Kelly had suggested to investigators that a drug dealer she was familiar with might have killed Randy. Although detectives were shocked that she would go so far as to frame someone else, they decided to use it to their advantage, and called her in to look at mugshots.
Kelly pointed to the No. 2 mugshot and told detectives that she was “100 percent” sure. So, the authorities sprang their trap on Carol, asking her to come down next and look at the mugs. They were fairly sure that Kelly would give her sister-in-law the heads-up — and she did.
When Carol arrived at the station, detectives swapped out the No. 2 photo for her own son, Raisely.
“You could have heard a pin drop,” Det. Mike Prill told producers.

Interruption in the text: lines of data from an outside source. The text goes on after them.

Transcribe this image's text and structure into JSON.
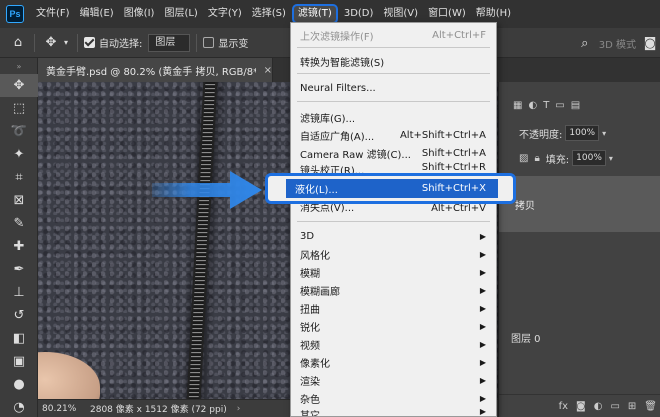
{
  "menubar": {
    "logo": "Ps",
    "items": [
      {
        "label": "文件(F)"
      },
      {
        "label": "编辑(E)"
      },
      {
        "label": "图像(I)"
      },
      {
        "label": "图层(L)"
      },
      {
        "label": "文字(Y)"
      },
      {
        "label": "选择(S)"
      },
      {
        "label": "滤镜(T)",
        "active": true
      },
      {
        "label": "3D(D)"
      },
      {
        "label": "视图(V)"
      },
      {
        "label": "窗口(W)"
      },
      {
        "label": "帮助(H)"
      }
    ]
  },
  "options": {
    "auto_select_label": "自动选择:",
    "auto_select_value": "图层",
    "show_transform_label": "显示变",
    "mode_label": "3D 模式"
  },
  "document": {
    "tab_title": "黄金手臂.psd @ 80.2% (黄金手 拷贝, RGB/8*) *",
    "close": "×"
  },
  "status": {
    "zoom": "80.21%",
    "info": "2808 像素 x 1512 像素 (72 ppi)",
    "arrow": "›"
  },
  "layers_panel": {
    "opacity_label": "不透明度:",
    "opacity_value": "100%",
    "fill_label": "填充:",
    "fill_value": "100%",
    "layer_name": "拷贝",
    "bg_layer_name": "图层 0"
  },
  "filter_menu": {
    "items": [
      {
        "label": "上次滤镜操作(F)",
        "shortcut": "Alt+Ctrl+F",
        "disabled": true
      },
      {
        "label": "转换为智能滤镜(S)",
        "shortcut": ""
      },
      {
        "label": "Neural Filters...",
        "shortcut": ""
      },
      {
        "label": "滤镜库(G)...",
        "shortcut": ""
      },
      {
        "label": "自适应广角(A)...",
        "shortcut": "Alt+Shift+Ctrl+A"
      },
      {
        "label": "Camera Raw 滤镜(C)...",
        "shortcut": "Shift+Ctrl+A"
      },
      {
        "label": "镜头校正(R)...",
        "shortcut": "Shift+Ctrl+R"
      },
      {
        "label": "液化(L)...",
        "shortcut": "Shift+Ctrl+X",
        "highlighted": true
      },
      {
        "label": "消失点(V)...",
        "shortcut": "Alt+Ctrl+V"
      },
      {
        "label": "3D",
        "submenu": true
      },
      {
        "label": "风格化",
        "submenu": true
      },
      {
        "label": "模糊",
        "submenu": true
      },
      {
        "label": "模糊画廊",
        "submenu": true
      },
      {
        "label": "扭曲",
        "submenu": true
      },
      {
        "label": "锐化",
        "submenu": true
      },
      {
        "label": "视频",
        "submenu": true
      },
      {
        "label": "像素化",
        "submenu": true
      },
      {
        "label": "渲染",
        "submenu": true
      },
      {
        "label": "杂色",
        "submenu": true
      },
      {
        "label": "其它",
        "submenu": true
      }
    ],
    "submenu_arrow": "▶"
  },
  "colors": {
    "accent_blue": "#1d6fe0",
    "highlight_blue": "#1e63c9",
    "arrow_blue": "#2f86e8"
  }
}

Believing that Kelly had sold her out, Carol folded. She confirmed that Kelly had wanted Randy dead, claiming he told her, “He’d never leave her alone.” She admitted to playing facilitator in the plot, in which Raisely would take out Randy in exchange for $10,000 and the motorcycle.
“There were an overwhelming number of lies told by Carol and Kelly, but for once in their lives, someone else treated them like puppets, and we were the puppet masters,” Greeley Police Officer Doug Medhurst told producers.
Raisely and Carol took plea deals for a life sentence and 30 years, respectively. Kelly, however, did not take a plea, and went to trial in May 2019. On the stand, Raisely backed off from implicating the two women, for fear of being identified as a snitch in the gang world, investigators said. Still, the case for Kelly being the mastermind was strong enough that a jury convicted her after an hour of deliberations. She was sentenced to life without parole.
“What I really think is, you just never know what someone else is capable of — the private thoughts that might be brewing in someone else,” Deputy District Attorney Anthea Carrasco said.
For more on Randy Baker’s murder and the twisted family plot against him, watch “In Ice Cold Blood” at Oxygen.com and airing Thursdays at 9/8c.
Crime Time is your destination for true crime stories from around the world, breaking crime news, and information about Oxygen's original true crime shows and documentaries. Sign up for our Crime Time Newsletter and subscribe to our true crime podcast Martinis & Murder for all the best true crime content.